Looking into the near future, the reimagination of financial products and services will likely centre on putting consumers squarely at the heart of the experience. Key to this will be the individual consumer’s right to choose how they use their financial data.
In February, the Big Four banks across Australia began to share transaction data with a growing list of accredited providers. And customers will be able to share their data with third-party FinTech platforms of their choosing.
This is a timely development as many consumers introduce budgetary measures and focus closely on their finances in the wake of the economic pressures of 2020.
Accordingly, new mortgage lending apps, spending apps that manage split bills, and investment apps are emerging to help people with these challenges.
One example is the financial service app Frollo, an Australian-owned app that helps consumers track and manage their money through open banking. Frollo, incidentally, was the first FinTech in Australia to become an Accredited Data Recipient under open banking regulations1 .
Others are following Frollo’s lead in developing platforms that empower consumers. New Zealand-founded investment app Sharesies (launching in Australia this year), aims to give its users the power to run and manage their own investments. Solutions such as these are a catalyst for the wider exploration of trading and investment opportunities.
It all makes good sense too – helping consumers throughout uncertain times is a well-trodden path in building brand loyalty.
Putting the customer first
Let’s return to the key principle of open banking: empowering the end-user and giving them the smoothest, most transparent customer experience.
With transparency in mind, it is paramount that businesses make the effort to communicate these consumer-centric features to customers in a way that clearly highlights their value. If consumers get frustrated or don’t trust the system, they can abandon their efforts to learn what these changes will mean for them, and won’t implement them on their own.
Accordingly, education around advantages and safety will prepare most consumers for an experience that provides day-to-day convenience, much as open banking is set to do.
Such frictionless experiences that zero in on the customer are well understood at Facebook. Services like Messenger, for example, provide a direct connection between business and consumers which not only humanises brands but allows the business to provide support and education when needed.
Customer-centricity shouldn’t just be considered a philosophy to get ahead either.

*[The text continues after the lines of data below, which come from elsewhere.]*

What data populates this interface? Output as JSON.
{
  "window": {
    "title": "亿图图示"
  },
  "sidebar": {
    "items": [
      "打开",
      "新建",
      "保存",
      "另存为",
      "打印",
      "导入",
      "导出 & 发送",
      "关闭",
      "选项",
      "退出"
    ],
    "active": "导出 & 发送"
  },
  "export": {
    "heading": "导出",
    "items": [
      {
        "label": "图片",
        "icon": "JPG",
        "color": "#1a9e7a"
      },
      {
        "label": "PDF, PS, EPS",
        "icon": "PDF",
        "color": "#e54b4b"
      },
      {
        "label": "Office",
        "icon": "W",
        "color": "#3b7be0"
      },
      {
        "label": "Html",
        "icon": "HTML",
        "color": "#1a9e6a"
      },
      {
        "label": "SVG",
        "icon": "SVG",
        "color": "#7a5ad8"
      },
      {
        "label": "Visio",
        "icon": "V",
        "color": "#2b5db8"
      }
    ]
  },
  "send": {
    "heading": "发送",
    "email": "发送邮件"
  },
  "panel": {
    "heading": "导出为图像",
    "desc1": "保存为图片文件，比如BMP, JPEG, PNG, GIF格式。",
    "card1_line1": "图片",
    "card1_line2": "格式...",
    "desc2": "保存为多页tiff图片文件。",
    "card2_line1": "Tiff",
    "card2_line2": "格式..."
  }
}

It’s also worth considering what’s at stake by providing a sub-par experience in a world of increasingly digitally-savvy consumers.
Resources like the Zero Friction Solutions Guide help businesses understand the full impact of friction and how to transform the way they create seamless human experiences. As financial services businesses continue to embrace trends like these and develop products around them, consumers will ultimately become more engaged and ‘sticky’.
That’s why open banking is a welcome development. At heart, it is another step to meet the growing expectations consumers have for frictionless and personalised experiences.
Adhering to a customer-centric view – a core tenet of open banking – means developing products that solve consumers’ problems efficiently, or partnering with those who already have them. And we’re sure to soon see more of this from the industry’s genuine visionaries.
By Nick Tubb, Head of Financial Services, Facebook ANZ
- Frollo, frollo.com.au/open-banking/frollo-first-fintech-to-become-adr, Frollo announced as the first FinTech to become an Accredited Data Recipient; published 05/2020.